The New York Sun (subscription required) which was until recently bullish on the Manhattan hotel market has a dire prognosis for the local hotel market in an article headlined “Amid Boom, a Fear of Glut in Hotels”. The Sun columnist, Michael Stoler, till recently had headlines that read “Just Let Me Own a Hotel” and “Riding a High Hospitality Industry Pushes even Higher”. So what has changed? In a nutshell – inventory (current and prospective) and investor (including lenders) sentiment. And both hinge on two primeval instincts lurking – to varying degrees – in all individuals: fear and greed.
Sean Hennessey of Lodging Advisors is quoted as saying “The year 2007 will be one for the record books, with about every indicator showing upward trends”. That is certainly true for every owner and operator in New York City but the article also quotes Richard Born of BD hotels, a major hotel owner operator as saying “I think it is reasonable to assume that in the next three years we will see a 30% increase in available room inventory in Manhattan”. Born goes on to state “Our rates have risen 100% over the past four years.

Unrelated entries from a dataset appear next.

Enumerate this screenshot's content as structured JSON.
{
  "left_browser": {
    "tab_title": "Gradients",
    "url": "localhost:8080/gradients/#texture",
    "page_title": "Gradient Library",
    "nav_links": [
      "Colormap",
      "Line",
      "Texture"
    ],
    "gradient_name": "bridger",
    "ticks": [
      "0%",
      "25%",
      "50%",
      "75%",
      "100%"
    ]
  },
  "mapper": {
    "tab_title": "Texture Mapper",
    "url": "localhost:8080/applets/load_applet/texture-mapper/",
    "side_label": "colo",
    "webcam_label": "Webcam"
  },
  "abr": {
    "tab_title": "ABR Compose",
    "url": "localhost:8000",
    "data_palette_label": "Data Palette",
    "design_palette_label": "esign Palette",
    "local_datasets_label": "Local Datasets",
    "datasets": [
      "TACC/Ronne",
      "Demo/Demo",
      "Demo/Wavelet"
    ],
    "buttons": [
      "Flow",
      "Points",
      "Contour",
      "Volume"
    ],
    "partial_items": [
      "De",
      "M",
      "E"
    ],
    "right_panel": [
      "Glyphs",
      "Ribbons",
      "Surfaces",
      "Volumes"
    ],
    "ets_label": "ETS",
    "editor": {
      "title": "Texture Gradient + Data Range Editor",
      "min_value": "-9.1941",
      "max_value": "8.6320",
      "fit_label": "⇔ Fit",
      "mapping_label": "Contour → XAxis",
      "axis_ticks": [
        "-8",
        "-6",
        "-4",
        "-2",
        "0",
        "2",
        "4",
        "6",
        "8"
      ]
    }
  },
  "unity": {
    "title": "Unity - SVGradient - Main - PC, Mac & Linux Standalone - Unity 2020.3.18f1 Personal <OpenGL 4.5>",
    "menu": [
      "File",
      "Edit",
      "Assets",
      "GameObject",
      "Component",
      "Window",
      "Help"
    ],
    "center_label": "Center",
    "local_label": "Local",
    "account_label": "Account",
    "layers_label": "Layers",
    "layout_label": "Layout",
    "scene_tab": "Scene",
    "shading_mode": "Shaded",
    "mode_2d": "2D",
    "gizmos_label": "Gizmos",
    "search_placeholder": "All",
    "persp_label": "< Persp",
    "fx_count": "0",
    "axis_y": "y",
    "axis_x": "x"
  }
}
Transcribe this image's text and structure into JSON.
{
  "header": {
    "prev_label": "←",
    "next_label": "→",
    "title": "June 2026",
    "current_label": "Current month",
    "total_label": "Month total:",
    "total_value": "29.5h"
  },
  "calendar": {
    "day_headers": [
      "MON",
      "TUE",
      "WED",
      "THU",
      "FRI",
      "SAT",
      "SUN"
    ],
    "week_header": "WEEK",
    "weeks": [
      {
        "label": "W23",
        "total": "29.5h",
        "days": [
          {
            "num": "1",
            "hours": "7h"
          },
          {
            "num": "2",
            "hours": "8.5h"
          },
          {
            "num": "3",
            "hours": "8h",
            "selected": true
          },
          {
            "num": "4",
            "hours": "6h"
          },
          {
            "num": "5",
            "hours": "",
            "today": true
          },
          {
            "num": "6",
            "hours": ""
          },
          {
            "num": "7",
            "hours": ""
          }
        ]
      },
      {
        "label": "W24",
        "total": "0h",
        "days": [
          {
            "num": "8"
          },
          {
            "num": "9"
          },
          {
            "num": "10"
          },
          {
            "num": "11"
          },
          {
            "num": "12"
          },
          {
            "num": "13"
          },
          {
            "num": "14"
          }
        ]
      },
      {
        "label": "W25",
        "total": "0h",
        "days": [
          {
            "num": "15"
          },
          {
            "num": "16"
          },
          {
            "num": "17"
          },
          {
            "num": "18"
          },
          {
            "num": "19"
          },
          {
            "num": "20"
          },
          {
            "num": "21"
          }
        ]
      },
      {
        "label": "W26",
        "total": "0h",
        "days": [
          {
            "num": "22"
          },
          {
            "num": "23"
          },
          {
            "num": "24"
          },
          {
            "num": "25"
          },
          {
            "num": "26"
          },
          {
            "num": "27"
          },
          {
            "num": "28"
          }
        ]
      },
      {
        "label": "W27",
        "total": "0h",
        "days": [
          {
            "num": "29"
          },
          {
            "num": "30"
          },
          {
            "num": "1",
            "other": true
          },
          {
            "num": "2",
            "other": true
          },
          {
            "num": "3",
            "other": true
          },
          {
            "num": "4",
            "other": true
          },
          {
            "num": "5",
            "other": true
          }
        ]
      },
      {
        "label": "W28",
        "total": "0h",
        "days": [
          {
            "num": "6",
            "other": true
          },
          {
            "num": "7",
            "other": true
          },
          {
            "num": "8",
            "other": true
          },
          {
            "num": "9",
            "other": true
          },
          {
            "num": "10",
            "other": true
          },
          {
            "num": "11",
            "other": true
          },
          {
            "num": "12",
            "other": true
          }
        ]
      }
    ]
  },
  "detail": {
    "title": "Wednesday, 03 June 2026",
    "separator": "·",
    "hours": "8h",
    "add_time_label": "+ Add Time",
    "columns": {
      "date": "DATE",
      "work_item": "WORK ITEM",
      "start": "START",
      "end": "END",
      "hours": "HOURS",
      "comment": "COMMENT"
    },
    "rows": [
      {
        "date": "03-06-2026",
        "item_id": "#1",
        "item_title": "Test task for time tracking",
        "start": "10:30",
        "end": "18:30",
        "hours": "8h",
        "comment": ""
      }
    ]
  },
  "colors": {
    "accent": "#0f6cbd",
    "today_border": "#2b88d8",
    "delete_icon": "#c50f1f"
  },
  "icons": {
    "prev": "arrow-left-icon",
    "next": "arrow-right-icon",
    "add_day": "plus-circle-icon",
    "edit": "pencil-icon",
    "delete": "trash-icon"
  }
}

I would not be surprised if we return to 2003 average daily rate levels. This will translate to a potential 50% decrease in projected gross revenues and a near total wipeout of operating profits”. For those who have operated in the city over the past two decades will note that 2003 was worse than war and recession wracked year of 1991 when several hotels swooned into the arms of the US Bankruptcy court system.
The notion that hotels are the new Klondike is underscored by pension systems investing directly in New York City hotels. The Sun notes that “Michigan Retirement System is joining the ranks of investors interested in owning hotels in Manhattan. Earlier this month, the retirement system acquired the 14-story, 369-room Hilton Garden Inn at 709 Eighth Ave., on the corner of West 48th Street, and the 10-story, 300-room Hampton Inn Manhattan — Times Square North at 851 Eighth Ave. The state system is paying $475 million, or about $710,000 a room”!!
When absentee owners with little knowledge of local conditions and even less of hotels begin investing, it usually bodes poorly for the hotel industry. Could this time be different? Some indicators that point to New York running counter to the rest of the US include increases in international arrivals (while the US as a whole saw a decline in 2006), better demographics (the city saw an increase in population), and the development of a fourth airport (Stewart International) with a rail link to Manhattan to cater to air-traffic congestion and higher visitation.
Ultimately, whether or not the US slips into a recession next year, a fact that becomes known after a recession is in our midst (the NBER, the economic research organization that clocks business cycles is an ex-post chronicler of recessions), will determine the success or failure of many of these projects. Timing, as any developer knows, is critical for launching a hotel project and getting it right is almost always a game of chance.